Mabunda believes that having a sense of humour has increased his success

GOING FOR SOLD: Mabunda is the chief executive of successful auction house, Tirhani Auctioneers.  Unknown.
GOING FOR SOLD: Mabunda is the chief executive of successful auction house, Tirhani Auctioneers. Unknown.

Lihle Mtshali

Lihle Mtshali

"If you want to survive in the auctioneering business, you must have a sense of humour." Humour helps to loosen buyers' grips on their purse strings, says Tirhani Mabunda laughing uproariously.

Mabunda is the chief executive of Tirhani Auctioneers, a 100percent black-owned auction company.

The 44-year-old avid soccer and boxing enthusiast was born in Limpopo. As a child, Mabunda was so intelligent that he started reading when he was only four years old and instead of the customary 12 years in school, he spent only 10 years, having been promoted twice in his schooling career.

After matriculating from Giyani High School in 1980, Mabunda went in search of employment at a finance department where the first person he approached promptly told him there were no jobs.

"She turned her back on me and carried on working. When she turned around again I was still sitting there with tears running down my cheeks," recalls Mabunda.

The tears got him a job. He worked as a clerk and later an assistant personnel officer in the personnel department from 1981 until 1988 when he left to become a teacher. During his time in public service, Mabunda studied part time. In 1984 he obtained a diploma in public administration and in 1987 completed a degree in economics and public administration in a record three years.

When he became a teacher he enrolled for a higher education diploma at Unisa and in 1993 completed his honours degree in business administration, which counted towards the completion of an MBA that he had started in 1991 at Stellenbosch University.

Mabunda, who always aspired to be his own boss, quit formal employment in 1993 and bought a Nando's franchise in Giyani. At the time he had been the administrative registrar at Giyani College.

"My mother was not impressed. She just didn't understand how I could leave the prestigious registrar position to go and cook chicken," chuckles Mabunda.

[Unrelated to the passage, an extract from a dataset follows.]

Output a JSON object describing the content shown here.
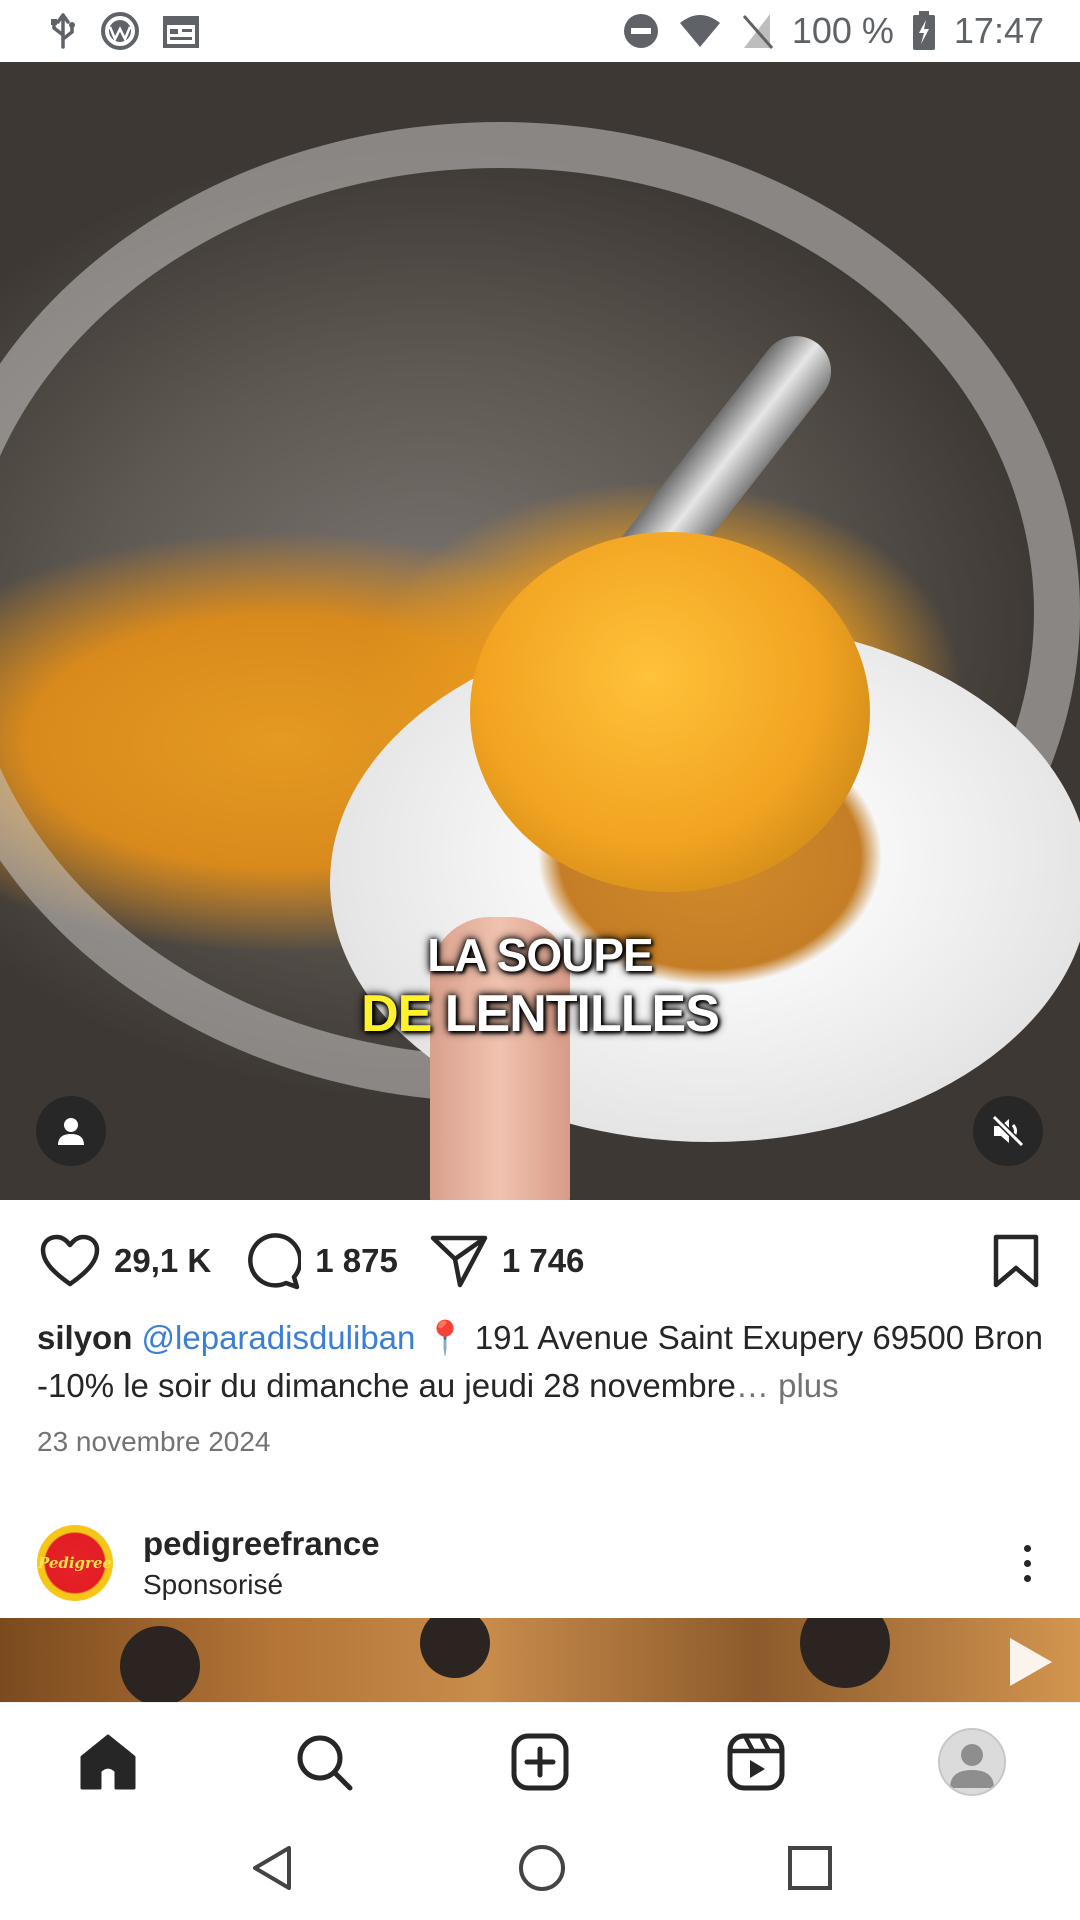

The Nando's business did so well that in time he bought another franchise - this time with his mother's approval.

Mabunda has been involved in various business ventures since those early Nando's days. In August 2000 Tirhani Auctioneers was born.